The records:
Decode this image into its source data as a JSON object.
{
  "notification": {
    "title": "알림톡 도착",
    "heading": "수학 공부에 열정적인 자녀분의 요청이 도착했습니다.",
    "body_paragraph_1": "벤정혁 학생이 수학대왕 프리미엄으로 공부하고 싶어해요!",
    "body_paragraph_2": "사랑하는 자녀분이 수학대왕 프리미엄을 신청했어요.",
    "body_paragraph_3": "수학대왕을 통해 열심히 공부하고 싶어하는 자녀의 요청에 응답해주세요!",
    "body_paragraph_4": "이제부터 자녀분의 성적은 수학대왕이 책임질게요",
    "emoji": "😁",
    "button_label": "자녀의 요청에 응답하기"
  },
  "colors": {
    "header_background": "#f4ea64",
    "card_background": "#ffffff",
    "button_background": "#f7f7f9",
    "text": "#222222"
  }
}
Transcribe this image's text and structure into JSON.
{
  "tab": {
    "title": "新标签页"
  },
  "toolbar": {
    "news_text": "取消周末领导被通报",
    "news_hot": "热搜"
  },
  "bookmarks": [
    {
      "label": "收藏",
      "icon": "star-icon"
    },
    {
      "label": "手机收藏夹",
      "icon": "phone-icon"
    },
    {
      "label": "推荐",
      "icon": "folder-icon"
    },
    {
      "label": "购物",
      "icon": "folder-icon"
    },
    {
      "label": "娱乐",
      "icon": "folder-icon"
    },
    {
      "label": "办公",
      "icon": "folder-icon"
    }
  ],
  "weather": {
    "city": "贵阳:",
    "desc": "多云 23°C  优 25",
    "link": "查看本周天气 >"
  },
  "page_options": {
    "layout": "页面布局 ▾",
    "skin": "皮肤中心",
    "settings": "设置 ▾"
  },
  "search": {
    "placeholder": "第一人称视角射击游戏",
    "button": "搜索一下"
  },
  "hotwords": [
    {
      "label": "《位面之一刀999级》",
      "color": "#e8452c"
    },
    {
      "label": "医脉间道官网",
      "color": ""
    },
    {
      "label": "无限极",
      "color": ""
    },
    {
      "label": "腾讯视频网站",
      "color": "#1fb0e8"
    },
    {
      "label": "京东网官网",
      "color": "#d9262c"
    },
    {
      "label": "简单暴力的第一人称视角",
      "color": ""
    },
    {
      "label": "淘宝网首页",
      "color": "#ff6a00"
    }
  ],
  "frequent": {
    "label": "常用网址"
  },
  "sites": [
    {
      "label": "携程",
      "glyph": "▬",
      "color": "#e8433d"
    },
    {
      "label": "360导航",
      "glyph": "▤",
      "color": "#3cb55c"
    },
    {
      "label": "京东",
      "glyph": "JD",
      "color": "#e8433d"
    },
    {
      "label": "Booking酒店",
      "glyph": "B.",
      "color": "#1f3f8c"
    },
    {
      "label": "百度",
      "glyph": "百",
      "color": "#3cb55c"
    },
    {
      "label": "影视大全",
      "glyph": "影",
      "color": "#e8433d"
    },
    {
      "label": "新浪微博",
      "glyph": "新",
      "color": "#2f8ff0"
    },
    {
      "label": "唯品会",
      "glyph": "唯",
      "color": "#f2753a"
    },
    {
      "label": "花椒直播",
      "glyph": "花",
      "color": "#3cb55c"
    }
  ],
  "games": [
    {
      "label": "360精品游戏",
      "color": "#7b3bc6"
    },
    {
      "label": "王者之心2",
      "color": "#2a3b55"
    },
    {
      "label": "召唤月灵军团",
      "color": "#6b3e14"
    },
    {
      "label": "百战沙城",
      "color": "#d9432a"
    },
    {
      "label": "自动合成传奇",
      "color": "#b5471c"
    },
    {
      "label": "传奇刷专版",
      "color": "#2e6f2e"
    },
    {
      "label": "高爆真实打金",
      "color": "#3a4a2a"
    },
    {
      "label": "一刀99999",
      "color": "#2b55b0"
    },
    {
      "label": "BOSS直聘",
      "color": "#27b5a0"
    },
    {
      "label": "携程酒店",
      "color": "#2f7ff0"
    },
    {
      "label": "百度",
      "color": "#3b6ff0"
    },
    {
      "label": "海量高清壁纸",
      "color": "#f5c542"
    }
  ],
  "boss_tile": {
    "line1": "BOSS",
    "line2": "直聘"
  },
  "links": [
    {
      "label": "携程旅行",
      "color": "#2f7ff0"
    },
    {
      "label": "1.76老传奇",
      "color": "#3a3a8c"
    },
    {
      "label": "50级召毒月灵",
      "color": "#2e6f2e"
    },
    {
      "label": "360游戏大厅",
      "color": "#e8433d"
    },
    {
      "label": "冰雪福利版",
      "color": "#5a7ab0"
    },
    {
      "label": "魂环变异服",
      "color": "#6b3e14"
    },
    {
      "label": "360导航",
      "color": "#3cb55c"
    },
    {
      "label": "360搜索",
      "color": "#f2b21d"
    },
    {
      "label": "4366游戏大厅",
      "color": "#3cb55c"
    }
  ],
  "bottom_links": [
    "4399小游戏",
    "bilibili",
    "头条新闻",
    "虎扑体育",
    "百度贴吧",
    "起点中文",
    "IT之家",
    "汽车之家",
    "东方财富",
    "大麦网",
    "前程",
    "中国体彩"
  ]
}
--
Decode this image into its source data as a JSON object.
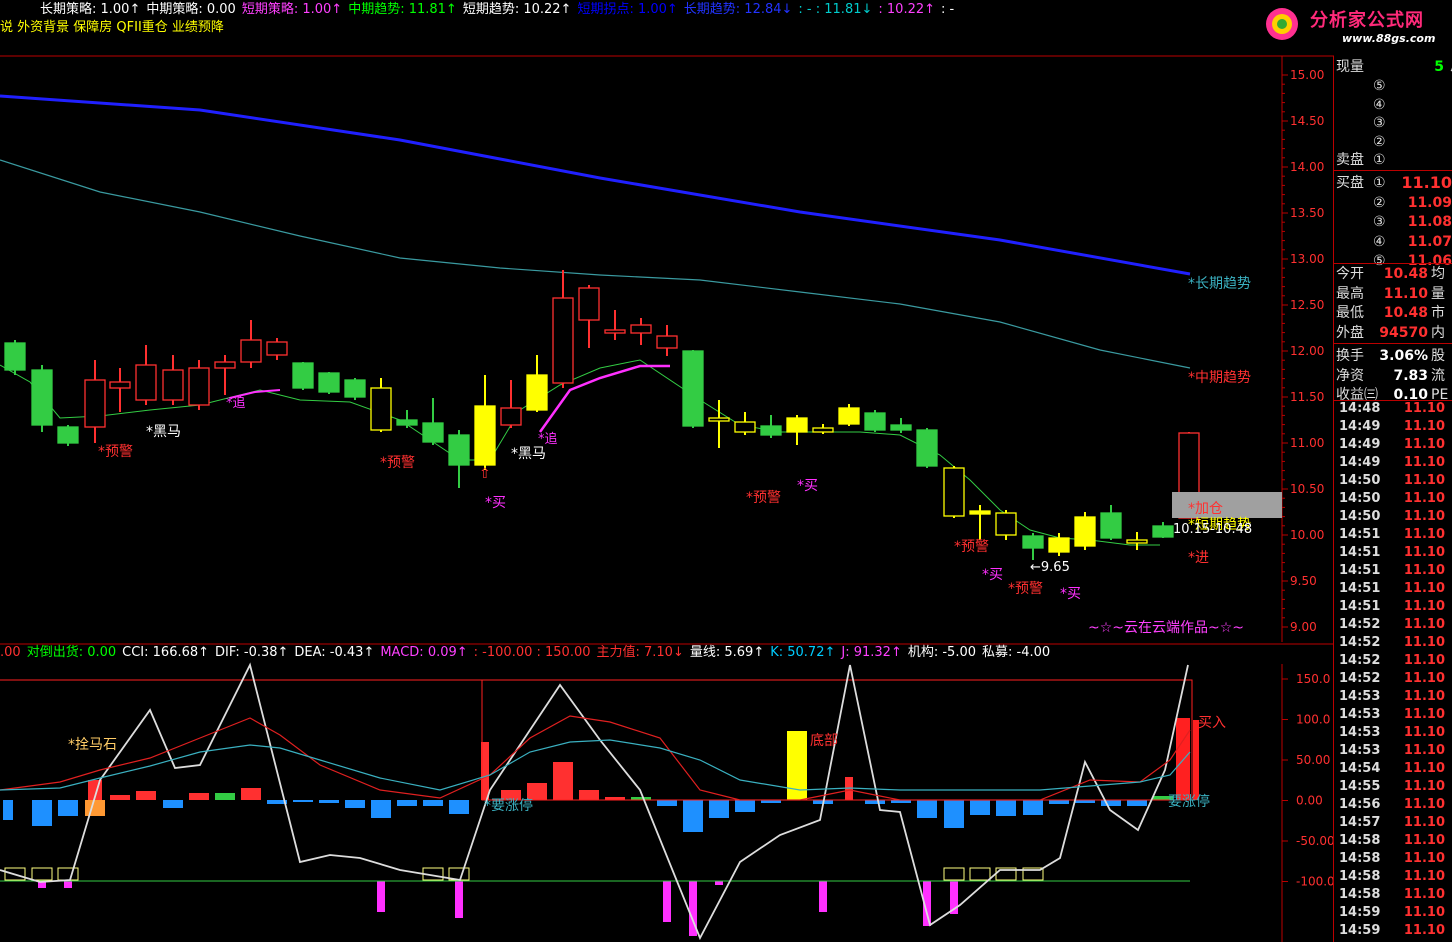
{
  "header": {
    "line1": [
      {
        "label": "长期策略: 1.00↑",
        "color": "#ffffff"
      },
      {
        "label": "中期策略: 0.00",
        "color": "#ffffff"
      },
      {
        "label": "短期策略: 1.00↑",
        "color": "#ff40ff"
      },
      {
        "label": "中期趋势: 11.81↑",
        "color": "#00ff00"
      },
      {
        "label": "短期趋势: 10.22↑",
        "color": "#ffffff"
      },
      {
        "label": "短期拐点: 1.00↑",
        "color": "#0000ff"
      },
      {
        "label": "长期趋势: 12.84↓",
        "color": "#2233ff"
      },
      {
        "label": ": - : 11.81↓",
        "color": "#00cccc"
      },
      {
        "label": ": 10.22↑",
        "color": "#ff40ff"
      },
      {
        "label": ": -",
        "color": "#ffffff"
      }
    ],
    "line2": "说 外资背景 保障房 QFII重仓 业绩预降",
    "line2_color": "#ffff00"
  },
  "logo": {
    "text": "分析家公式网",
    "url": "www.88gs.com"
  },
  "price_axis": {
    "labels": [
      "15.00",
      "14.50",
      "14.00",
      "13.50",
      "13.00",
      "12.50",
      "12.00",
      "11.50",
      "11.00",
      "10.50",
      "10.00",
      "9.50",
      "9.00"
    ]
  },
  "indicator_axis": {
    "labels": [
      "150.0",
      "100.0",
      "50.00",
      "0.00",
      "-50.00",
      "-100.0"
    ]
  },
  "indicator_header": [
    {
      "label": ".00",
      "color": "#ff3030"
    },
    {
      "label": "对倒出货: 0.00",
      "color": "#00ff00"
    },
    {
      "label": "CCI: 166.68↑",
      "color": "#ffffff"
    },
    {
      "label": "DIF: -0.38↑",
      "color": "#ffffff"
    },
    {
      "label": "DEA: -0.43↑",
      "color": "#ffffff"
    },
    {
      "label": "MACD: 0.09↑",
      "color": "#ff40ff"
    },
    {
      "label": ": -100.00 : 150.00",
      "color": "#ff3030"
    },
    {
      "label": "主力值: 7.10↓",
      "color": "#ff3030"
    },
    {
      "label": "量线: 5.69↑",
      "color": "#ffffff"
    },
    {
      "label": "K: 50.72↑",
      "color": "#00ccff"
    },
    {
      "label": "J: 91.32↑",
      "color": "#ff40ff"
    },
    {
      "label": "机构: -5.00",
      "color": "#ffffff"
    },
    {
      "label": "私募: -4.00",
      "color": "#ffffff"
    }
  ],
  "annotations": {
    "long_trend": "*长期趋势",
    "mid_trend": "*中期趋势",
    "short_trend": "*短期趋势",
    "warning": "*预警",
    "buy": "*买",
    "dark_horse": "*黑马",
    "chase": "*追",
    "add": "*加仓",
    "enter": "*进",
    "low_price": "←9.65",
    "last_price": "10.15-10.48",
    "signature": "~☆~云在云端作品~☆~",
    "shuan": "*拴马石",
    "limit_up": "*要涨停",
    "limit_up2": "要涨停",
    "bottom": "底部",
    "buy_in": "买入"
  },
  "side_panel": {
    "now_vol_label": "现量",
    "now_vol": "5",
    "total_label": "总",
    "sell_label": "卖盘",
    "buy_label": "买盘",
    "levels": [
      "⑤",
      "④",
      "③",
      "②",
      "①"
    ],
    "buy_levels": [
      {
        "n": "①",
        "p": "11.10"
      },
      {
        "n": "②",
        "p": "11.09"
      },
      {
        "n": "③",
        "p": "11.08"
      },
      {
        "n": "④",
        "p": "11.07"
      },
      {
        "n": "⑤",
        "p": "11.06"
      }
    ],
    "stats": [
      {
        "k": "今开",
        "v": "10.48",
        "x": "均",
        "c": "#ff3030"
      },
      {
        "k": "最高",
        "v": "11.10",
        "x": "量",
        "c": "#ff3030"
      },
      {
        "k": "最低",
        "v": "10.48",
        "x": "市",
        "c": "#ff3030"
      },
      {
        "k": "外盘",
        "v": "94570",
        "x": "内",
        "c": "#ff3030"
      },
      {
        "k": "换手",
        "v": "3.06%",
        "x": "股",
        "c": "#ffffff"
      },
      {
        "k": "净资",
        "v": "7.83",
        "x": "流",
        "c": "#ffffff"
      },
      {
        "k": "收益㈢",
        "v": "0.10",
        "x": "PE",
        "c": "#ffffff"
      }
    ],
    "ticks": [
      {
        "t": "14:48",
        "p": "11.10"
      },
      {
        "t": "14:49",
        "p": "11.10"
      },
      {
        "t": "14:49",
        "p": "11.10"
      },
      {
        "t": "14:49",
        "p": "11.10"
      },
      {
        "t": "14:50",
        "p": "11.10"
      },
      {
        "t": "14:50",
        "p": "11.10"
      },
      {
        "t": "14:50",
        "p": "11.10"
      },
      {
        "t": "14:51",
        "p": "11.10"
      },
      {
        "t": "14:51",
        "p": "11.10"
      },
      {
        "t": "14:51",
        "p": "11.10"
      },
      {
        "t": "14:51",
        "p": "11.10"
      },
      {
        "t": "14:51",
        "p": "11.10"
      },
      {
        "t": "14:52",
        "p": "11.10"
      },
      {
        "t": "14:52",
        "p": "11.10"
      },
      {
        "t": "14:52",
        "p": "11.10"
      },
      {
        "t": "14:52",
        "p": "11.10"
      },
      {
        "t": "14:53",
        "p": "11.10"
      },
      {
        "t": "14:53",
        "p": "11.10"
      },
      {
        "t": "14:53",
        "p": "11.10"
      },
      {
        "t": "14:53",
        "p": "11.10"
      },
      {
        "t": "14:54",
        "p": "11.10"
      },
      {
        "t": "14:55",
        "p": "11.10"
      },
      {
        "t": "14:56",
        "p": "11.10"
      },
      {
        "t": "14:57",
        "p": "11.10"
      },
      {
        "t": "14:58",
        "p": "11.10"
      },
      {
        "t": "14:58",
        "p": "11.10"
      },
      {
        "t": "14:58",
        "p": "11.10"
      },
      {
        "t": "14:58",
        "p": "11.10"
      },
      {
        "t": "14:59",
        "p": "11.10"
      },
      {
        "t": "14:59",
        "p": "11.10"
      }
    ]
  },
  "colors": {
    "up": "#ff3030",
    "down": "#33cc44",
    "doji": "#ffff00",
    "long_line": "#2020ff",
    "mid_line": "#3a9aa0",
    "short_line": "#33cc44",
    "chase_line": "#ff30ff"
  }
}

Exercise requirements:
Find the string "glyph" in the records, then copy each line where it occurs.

Completed task:
      "glyph": "▬",
      "glyph": "▤",
      "glyph": "JD",
      "glyph": "B.",
      "glyph": "百",
      "glyph": "影",
      "glyph": "新",
      "glyph": "唯",
      "glyph": "花",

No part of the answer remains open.